=== Section Start ===

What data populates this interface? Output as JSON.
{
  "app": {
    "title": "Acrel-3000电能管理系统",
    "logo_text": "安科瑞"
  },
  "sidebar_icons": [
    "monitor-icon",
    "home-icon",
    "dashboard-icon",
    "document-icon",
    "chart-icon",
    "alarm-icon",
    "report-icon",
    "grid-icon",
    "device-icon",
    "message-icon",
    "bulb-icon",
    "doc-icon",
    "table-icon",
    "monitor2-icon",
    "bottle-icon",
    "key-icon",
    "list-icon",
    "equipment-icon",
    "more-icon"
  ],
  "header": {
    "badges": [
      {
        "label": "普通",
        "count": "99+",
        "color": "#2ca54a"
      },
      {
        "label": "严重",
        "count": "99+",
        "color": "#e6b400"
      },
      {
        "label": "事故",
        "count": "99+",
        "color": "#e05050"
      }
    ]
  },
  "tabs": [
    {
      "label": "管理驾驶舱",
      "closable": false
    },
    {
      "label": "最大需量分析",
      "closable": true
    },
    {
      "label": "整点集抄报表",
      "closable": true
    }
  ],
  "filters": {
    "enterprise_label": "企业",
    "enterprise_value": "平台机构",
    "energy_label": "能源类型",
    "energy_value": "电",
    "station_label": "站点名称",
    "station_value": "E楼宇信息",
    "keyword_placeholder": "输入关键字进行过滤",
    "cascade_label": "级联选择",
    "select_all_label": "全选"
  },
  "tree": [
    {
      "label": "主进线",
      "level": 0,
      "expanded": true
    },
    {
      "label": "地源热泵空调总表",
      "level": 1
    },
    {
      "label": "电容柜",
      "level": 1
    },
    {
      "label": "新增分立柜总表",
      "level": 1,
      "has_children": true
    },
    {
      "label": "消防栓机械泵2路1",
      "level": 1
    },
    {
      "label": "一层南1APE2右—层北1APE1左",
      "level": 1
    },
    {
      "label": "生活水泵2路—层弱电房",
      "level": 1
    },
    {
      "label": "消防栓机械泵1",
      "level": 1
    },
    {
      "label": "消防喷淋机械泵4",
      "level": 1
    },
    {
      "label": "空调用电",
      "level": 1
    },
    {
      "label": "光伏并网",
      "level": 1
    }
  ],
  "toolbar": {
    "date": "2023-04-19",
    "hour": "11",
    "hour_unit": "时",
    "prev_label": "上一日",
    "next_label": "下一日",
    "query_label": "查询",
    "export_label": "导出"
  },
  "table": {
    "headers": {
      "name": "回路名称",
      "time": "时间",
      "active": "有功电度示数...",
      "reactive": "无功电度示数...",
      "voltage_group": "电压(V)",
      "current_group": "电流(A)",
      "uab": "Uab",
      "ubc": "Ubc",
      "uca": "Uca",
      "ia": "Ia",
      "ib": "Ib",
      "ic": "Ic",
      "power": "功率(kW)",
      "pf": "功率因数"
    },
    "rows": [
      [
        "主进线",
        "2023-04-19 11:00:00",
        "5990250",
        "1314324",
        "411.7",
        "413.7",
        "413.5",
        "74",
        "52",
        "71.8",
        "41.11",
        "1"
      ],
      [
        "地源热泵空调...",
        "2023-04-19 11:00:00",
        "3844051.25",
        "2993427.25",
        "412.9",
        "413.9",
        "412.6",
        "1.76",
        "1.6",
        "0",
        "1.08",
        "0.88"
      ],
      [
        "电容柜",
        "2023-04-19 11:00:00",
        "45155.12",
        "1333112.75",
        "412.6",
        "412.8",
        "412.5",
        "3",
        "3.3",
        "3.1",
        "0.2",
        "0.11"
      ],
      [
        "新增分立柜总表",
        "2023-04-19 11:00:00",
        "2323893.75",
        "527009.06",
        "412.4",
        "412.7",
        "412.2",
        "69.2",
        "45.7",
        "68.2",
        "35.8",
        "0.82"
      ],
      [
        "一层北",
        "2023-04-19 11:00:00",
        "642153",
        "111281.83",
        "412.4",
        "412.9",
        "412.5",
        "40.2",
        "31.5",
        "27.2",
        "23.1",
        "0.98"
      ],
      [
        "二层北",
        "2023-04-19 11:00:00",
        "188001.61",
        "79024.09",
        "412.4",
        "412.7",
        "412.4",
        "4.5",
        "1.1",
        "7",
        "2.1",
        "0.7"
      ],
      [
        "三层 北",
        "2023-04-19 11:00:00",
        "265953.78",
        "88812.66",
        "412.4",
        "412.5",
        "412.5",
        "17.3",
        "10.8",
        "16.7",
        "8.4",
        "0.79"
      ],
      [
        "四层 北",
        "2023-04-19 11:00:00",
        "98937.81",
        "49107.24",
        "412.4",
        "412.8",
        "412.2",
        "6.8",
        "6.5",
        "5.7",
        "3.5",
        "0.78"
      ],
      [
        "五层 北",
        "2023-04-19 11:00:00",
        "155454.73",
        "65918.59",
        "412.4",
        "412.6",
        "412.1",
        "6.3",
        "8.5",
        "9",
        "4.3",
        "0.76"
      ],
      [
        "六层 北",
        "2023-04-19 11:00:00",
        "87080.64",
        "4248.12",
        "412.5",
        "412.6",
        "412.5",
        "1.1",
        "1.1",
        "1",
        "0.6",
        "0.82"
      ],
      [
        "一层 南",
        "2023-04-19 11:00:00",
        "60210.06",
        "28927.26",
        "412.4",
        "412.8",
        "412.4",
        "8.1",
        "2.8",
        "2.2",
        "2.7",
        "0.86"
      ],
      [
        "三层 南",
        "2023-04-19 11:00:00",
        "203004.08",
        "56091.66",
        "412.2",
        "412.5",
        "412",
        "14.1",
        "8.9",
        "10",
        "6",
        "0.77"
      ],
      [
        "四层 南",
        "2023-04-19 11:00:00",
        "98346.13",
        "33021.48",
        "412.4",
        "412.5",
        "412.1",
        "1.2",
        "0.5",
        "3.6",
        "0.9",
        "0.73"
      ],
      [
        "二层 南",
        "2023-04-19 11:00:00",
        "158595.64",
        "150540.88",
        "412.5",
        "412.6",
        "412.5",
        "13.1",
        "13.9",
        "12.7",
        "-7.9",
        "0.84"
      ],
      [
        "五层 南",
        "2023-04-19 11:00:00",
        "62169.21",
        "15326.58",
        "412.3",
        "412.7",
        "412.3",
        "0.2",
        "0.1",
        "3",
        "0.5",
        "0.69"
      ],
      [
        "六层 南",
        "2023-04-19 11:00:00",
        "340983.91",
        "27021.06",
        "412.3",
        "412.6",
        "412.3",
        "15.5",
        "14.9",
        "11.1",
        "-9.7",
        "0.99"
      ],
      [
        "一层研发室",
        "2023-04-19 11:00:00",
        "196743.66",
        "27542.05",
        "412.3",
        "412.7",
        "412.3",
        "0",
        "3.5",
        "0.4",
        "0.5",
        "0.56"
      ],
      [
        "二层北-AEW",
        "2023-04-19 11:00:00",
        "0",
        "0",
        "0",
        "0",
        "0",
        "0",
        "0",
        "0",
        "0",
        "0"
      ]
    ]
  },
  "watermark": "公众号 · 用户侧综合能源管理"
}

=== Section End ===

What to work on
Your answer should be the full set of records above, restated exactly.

Answer for the task
What data populates this interface? Output as JSON.
{
  "app": {
    "title": "Acrel-3000电能管理系统",
    "logo_text": "安科瑞"
  },
  "sidebar_icons": [
    "monitor-icon",
    "home-icon",
    "dashboard-icon",
    "document-icon",
    "chart-icon",
    "alarm-icon",
    "report-icon",
    "grid-icon",
    "device-icon",
    "message-icon",
    "bulb-icon",
    "doc-icon",
    "table-icon",
    "monitor2-icon",
    "bottle-icon",
    "key-icon",
    "list-icon",
    "equipment-icon",
    "more-icon"
  ],
  "header": {
    "badges": [
      {
        "label": "普通",
        "count": "99+",
        "color": "#2ca54a"
      },
      {
        "label": "严重",
        "count": "99+",
        "color": "#e6b400"
      },
      {
        "label": "事故",
        "count": "99+",
        "color": "#e05050"
      }
    ]
  },
  "tabs": [
    {
      "label": "管理驾驶舱",
      "closable": false
    },
    {
      "label": "最大需量分析",
      "closable": true
    },
    {
      "label": "整点集抄报表",
      "closable": true
    }
  ],
  "filters": {
    "enterprise_label": "企业",
    "enterprise_value": "平台机构",
    "energy_label": "能源类型",
    "energy_value": "电",
    "station_label": "站点名称",
    "station_value": "E楼宇信息",
    "keyword_placeholder": "输入关键字进行过滤",
    "cascade_label": "级联选择",
    "select_all_label": "全选"
  },
  "tree": [
    {
      "label": "主进线",
      "level": 0,
      "expanded": true
    },
    {
      "label": "地源热泵空调总表",
      "level": 1
    },
    {
      "label": "电容柜",
      "level": 1
    },
    {
      "label": "新增分立柜总表",
      "level": 1,
      "has_children": true
    },
    {
      "label": "消防栓机械泵2路1",
      "level": 1
    },
    {
      "label": "一层南1APE2右—层北1APE1左",
      "level": 1
    },
    {
      "label": "生活水泵2路—层弱电房",
      "level": 1
    },
    {
      "label": "消防栓机械泵1",
      "level": 1
    },
    {
      "label": "消防喷淋机械泵4",
      "level": 1
    },
    {
      "label": "空调用电",
      "level": 1
    },
    {
      "label": "光伏并网",
      "level": 1
    }
  ],
  "toolbar": {
    "date": "2023-04-19",
    "hour": "11",
    "hour_unit": "时",
    "prev_label": "上一日",
    "next_label": "下一日",
    "query_label": "查询",
    "export_label": "导出"
  },
  "table": {
    "headers": {
      "name": "回路名称",
      "time": "时间",
      "active": "有功电度示数...",
      "reactive": "无功电度示数...",
      "voltage_group": "电压(V)",
      "current_group": "电流(A)",
      "uab": "Uab",
      "ubc": "Ubc",
      "uca": "Uca",
      "ia": "Ia",
      "ib": "Ib",
      "ic": "Ic",
      "power": "功率(kW)",
      "pf": "功率因数"
    },
    "rows": [
      [
        "主进线",
        "2023-04-19 11:00:00",
        "5990250",
        "1314324",
        "411.7",
        "413.7",
        "413.5",
        "74",
        "52",
        "71.8",
        "41.11",
        "1"
      ],
      [
        "地源热泵空调...",
        "2023-04-19 11:00:00",
        "3844051.25",
        "2993427.25",
        "412.9",
        "413.9",
        "412.6",
        "1.76",
        "1.6",
        "0",
        "1.08",
        "0.88"
      ],
      [
        "电容柜",
        "2023-04-19 11:00:00",
        "45155.12",
        "1333112.75",
        "412.6",
        "412.8",
        "412.5",
        "3",
        "3.3",
        "3.1",
        "0.2",
        "0.11"
      ],
      [
        "新增分立柜总表",
        "2023-04-19 11:00:00",
        "2323893.75",
        "527009.06",
        "412.4",
        "412.7",
        "412.2",
        "69.2",
        "45.7",
        "68.2",
        "35.8",
        "0.82"
      ],
      [
        "一层北",
        "2023-04-19 11:00:00",
        "642153",
        "111281.83",
        "412.4",
        "412.9",
        "412.5",
        "40.2",
        "31.5",
        "27.2",
        "23.1",
        "0.98"
      ],
      [
        "二层北",
        "2023-04-19 11:00:00",
        "188001.61",
        "79024.09",
        "412.4",
        "412.7",
        "412.4",
        "4.5",
        "1.1",
        "7",
        "2.1",
        "0.7"
      ],
      [
        "三层 北",
        "2023-04-19 11:00:00",
        "265953.78",
        "88812.66",
        "412.4",
        "412.5",
        "412.5",
        "17.3",
        "10.8",
        "16.7",
        "8.4",
        "0.79"
      ],
      [
        "四层 北",
        "2023-04-19 11:00:00",
        "98937.81",
        "49107.24",
        "412.4",
        "412.8",
        "412.2",
        "6.8",
        "6.5",
        "5.7",
        "3.5",
        "0.78"
      ],
      [
        "五层 北",
        "2023-04-19 11:00:00",
        "155454.73",
        "65918.59",
        "412.4",
        "412.6",
        "412.1",
        "6.3",
        "8.5",
        "9",
        "4.3",
        "0.76"
      ],
      [
        "六层 北",
        "2023-04-19 11:00:00",
        "87080.64",
        "4248.12",
        "412.5",
        "412.6",
        "412.5",
        "1.1",
        "1.1",
        "1",
        "0.6",
        "0.82"
      ],
      [
        "一层 南",
        "2023-04-19 11:00:00",
        "60210.06",
        "28927.26",
        "412.4",
        "412.8",
        "412.4",
        "8.1",
        "2.8",
        "2.2",
        "2.7",
        "0.86"
      ],
      [
        "三层 南",
        "2023-04-19 11:00:00",
        "203004.08",
        "56091.66",
        "412.2",
        "412.5",
        "412",
        "14.1",
        "8.9",
        "10",
        "6",
        "0.77"
      ],
      [
        "四层 南",
        "2023-04-19 11:00:00",
        "98346.13",
        "33021.48",
        "412.4",
        "412.5",
        "412.1",
        "1.2",
        "0.5",
        "3.6",
        "0.9",
        "0.73"
      ],
      [
        "二层 南",
        "2023-04-19 11:00:00",
        "158595.64",
        "150540.88",
        "412.5",
        "412.6",
        "412.5",
        "13.1",
        "13.9",
        "12.7",
        "-7.9",
        "0.84"
      ],
      [
        "五层 南",
        "2023-04-19 11:00:00",
        "62169.21",
        "15326.58",
        "412.3",
        "412.7",
        "412.3",
        "0.2",
        "0.1",
        "3",
        "0.5",
        "0.69"
      ],
      [
        "六层 南",
        "2023-04-19 11:00:00",
        "340983.91",
        "27021.06",
        "412.3",
        "412.6",
        "412.3",
        "15.5",
        "14.9",
        "11.1",
        "-9.7",
        "0.99"
      ],
      [
        "一层研发室",
        "2023-04-19 11:00:00",
        "196743.66",
        "27542.05",
        "412.3",
        "412.7",
        "412.3",
        "0",
        "3.5",
        "0.4",
        "0.5",
        "0.56"
      ],
      [
        "二层北-AEW",
        "2023-04-19 11:00:00",
        "0",
        "0",
        "0",
        "0",
        "0",
        "0",
        "0",
        "0",
        "0",
        "0"
      ]
    ]
  },
  "watermark": "公众号 · 用户侧综合能源管理"
}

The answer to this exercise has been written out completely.